upper limit of 1000.

On Jan 11, 1999, I computed 4 decimals(.1878) of CMRB with the Inverse Symbolic Calculator, with the command evalf( 0.1879019633921476926565342538468+sum((-1)^n* (n^(1/n)-1),n=140001..150000)); were

0.1879019633921476926565342538468 was the running total of t=sum((-1)^n* (n^(1/n)-1),n=1..10000), then t= t+the sum from (10001.. 20000), then t=t+the sum from (20001..30000) ... up to t=t+the sum from (130001..

140000).

In Jan of 1999, I computed 5 correct decimals (rounded to .18786)of CMRB using Mathcad 3.1 on a 50 MHz 80486 IBM 486 personal computer operating on Windows 95.

Shortly afterward I tried to compute 9 digits of CMRB using Mathcad 7 professional on the Pentium II mentioned below, by summing (-1)^x x^(1/x) for x=1 to 10,000,000, 20,000,000, and a many more, then linearly approximating

the sum to a what a few billion terms would have given.

On Jan 23, 1999, I computed 500 digits of CMRB with an online tool called Sigma. Remarkably the sum in 4. was correct to 6 of the 9 decimal places! See http://marvinrayburns.com/OriginalMRBPost.html if you can read the

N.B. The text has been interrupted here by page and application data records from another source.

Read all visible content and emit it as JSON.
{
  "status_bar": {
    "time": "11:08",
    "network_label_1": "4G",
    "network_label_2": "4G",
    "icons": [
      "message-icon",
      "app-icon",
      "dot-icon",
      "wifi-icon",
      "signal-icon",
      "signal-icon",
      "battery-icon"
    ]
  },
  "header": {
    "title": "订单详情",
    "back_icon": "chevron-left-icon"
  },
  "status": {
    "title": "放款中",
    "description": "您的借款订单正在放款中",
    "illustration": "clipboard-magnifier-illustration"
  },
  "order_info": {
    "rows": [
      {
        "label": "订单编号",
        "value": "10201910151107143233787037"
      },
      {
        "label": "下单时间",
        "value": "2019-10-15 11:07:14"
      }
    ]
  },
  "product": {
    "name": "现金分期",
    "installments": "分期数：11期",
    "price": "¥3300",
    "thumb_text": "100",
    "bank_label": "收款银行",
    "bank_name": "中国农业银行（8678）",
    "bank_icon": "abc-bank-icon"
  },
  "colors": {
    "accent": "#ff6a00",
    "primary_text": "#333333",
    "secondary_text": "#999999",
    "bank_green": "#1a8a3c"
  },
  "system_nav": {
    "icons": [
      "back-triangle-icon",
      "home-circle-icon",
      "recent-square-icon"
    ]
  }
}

printed and scanned copy there.

In September of 1999, I computed the first 5,000 digits of CMRB on a 350 MHz Pentium II with 64 Mb of RAM using the simple PARI commands \p 5000;sumalt(n=1,((-1)^n*(n^(1/n)-1))), after allocating enough memory.

On June 10-11, 2003 over a period, of 10 hours, on a 450 MHz P3 with an available 512 MB RAM, I computed 6,995 accurate digits of CMRB.

Using a Sony Vaio P4 2.66 GHz laptop computer with 960 MB of available RAM, at 2:04 PM 3/25/2004, I finished computing 8000 digits of CMRB.

On March 01, 2006, with a 3 GHz PD with 2 GB RAM available, I computed the first 11,000 digits of CMRB.

...

Washed away by Hurricane Ike -- on September 13, 2008 sometime between 2:00 PM - 8:00 PM EST an almost complete computation of 300,000 digits of CMRB was destroyed. Computed for a long 4015. Hours (23.899

weeks or 1.4454*10^7 seconds) on a 2.66 GHz Core 2 Duo using 64 bit Windows XP. Max memory used was 91 GB of RAM. The Mathematica 6.0 code used follows:

...

Here is my mini-cluster of the fastest 3 computers mentioned below: The one to the left is my custom-built extreme edition 6 core and later with an 8 core Xeon processor. The one in the center is my fast little 4 core Asus with

2400 MHz RAM. Then the one on the right is my fastest -- a Digital Storm 6 core overclocked to 4.7 GHz on all cores and with 3000 MHz RAM.